« EelmineJätka »
But thou of force must one religion own, And only one, and that the right alone. To find that right one, afk thy rev'rend fire; Let him of his, and him of his inquire; Tho' Truth and Falfehood feem as twins ally'd, There's eldership on Truth's delightful fide, Her feek with heed----who feeks the foundeft first, Is not of no religion, nor the worst. T'adore, or fcorn an image, or protest, May all be bad, doubt wifely for the best; 'Twere wrong to fleep, or headlong run aftray; It is not wand'ring, to inquire the way.
On a large mountain, at the basis wide, Steep to the top, and craggy at the fide, Sits facred Truth enthron'd; and he who means To reach the fummit, mounts with weary pains, Winds round and round, and ev'ry turn essays Where fudden breaks refift the fhorter ways. 110 Yet labour fo, that, ere faint age arrive, Thy fearching foul poffefs her reft alive; To work by twilight were to work to late, And age is twilight to the night of Fate. To will alone, is but to mean delay; To work at prefent is the use of day, For man's employ much thought and deed remain, High thoughts the foul, hard deeds the body ftrain: And mystries ask believing, which to view Like the fair fun, air plain, but dazzling too. 120

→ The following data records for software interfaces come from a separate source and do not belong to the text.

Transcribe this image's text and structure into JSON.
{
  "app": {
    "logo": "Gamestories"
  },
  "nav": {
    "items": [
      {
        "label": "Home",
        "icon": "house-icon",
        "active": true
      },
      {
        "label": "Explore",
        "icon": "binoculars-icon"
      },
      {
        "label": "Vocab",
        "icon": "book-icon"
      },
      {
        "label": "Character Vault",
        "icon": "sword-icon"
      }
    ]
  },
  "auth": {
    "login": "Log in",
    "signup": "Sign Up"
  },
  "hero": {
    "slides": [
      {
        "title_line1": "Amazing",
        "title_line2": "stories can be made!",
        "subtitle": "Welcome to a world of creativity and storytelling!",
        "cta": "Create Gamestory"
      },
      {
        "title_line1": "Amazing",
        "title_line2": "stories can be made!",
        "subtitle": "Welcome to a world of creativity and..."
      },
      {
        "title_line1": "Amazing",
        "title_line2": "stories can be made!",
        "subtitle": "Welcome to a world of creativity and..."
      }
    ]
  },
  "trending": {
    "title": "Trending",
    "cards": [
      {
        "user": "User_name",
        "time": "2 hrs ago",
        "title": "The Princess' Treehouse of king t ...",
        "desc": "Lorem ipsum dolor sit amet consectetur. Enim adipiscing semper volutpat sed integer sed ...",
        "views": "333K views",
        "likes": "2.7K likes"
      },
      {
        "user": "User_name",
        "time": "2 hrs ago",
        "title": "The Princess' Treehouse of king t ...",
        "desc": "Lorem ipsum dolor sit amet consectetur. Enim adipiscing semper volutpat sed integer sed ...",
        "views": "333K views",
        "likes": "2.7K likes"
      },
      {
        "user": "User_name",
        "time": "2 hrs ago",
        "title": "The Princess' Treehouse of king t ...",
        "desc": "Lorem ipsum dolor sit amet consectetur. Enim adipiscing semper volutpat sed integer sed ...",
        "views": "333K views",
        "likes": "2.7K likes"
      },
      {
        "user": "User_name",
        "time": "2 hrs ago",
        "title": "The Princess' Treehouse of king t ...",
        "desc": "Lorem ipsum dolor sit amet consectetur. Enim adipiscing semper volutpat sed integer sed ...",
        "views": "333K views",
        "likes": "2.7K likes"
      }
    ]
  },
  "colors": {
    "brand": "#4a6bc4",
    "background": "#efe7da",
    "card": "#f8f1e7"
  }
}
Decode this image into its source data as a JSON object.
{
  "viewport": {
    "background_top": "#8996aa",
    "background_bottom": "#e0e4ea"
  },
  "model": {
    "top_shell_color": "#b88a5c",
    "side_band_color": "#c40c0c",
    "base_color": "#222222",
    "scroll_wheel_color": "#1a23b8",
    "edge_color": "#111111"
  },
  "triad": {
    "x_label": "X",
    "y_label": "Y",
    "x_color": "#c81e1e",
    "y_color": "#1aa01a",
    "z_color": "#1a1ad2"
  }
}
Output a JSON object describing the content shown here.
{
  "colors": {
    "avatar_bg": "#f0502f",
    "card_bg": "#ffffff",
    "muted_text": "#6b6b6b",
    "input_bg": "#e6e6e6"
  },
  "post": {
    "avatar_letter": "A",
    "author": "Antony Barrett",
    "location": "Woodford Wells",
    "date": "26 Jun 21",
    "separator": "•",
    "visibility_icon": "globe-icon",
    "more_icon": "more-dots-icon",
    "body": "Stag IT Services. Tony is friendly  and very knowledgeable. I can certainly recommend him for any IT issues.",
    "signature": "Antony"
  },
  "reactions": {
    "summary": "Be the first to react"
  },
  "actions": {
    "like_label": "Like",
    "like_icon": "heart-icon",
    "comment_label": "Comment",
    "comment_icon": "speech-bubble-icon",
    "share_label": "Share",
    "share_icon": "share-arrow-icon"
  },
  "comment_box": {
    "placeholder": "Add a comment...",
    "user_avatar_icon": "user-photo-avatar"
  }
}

Be Truth, fo found, with facred heed poffeft, Not kings have pow'r to tear it from thy breast. By no blank charters harm they where they hate, Nor are they vicars, but the hands of Fate. Ah! fool and wretch, who lett'ft thy foul be ty’d To buman laws! or must it fo be try'd;
Or will it boot thee, at the latest day,
Pow'r, from above fubordinately spread,
So fares the foul, which more that pow'r reveres
ELL, if it be my time to quit the stage,
I die in charity with fool and knave,
"ELL; I may now receive, and die. My fin Indeed is great, but yet I have been in A purgatory, fuch as fear'd Hell is A recreation, and scant map of this.
Ver. 3 I die in charity with fool and knave,] We verily think he did. But of the caufe of his death, not only the doctors, but other people differed. His family fuggefts, that a general decay of nature, which had been long coming on, ended with a dropfy in the breaft. The gentlemen of the Dunciad maintain, that he fell by the keen pen of our redoubtable Laureat. We ourselves fhould be inclined to this latter opinion, for the fake of ornamenting his ftory; and that we might be able to say, that he died, like his immortal namefake, Alexander the Great, by a drug of fo deadly cold a nature, that, as Plutarch and other grave writers tell us, it could be contained in nothing but the fcull of an afs.---This is a grievous error. It was the hoof of an als; a much likelier vehicle of mischief.
With foolish pride my heart was never fir'd,
My mind, neither with pride's itch, nor hath
Poifon'd with love to fee or to be seen,
Therefore I fuffer'd this; towards me did run
Noah had refus'd it lodging in his ark,
Or Sloane or Woodward's wond'rous shelves contain,
Nay, all that lying travellers can feign.
Such was the wight; Th' apparel on his back, Tho' coarfe, was rev'rend, and tho' bare, was
The fuit, if by the fashion one might guess,
E'er bred, or all which into Noah's ark came :
Sir, by your priesthood tell me what you are? His clothes were ftrange, tho' courfe, and black, though bare,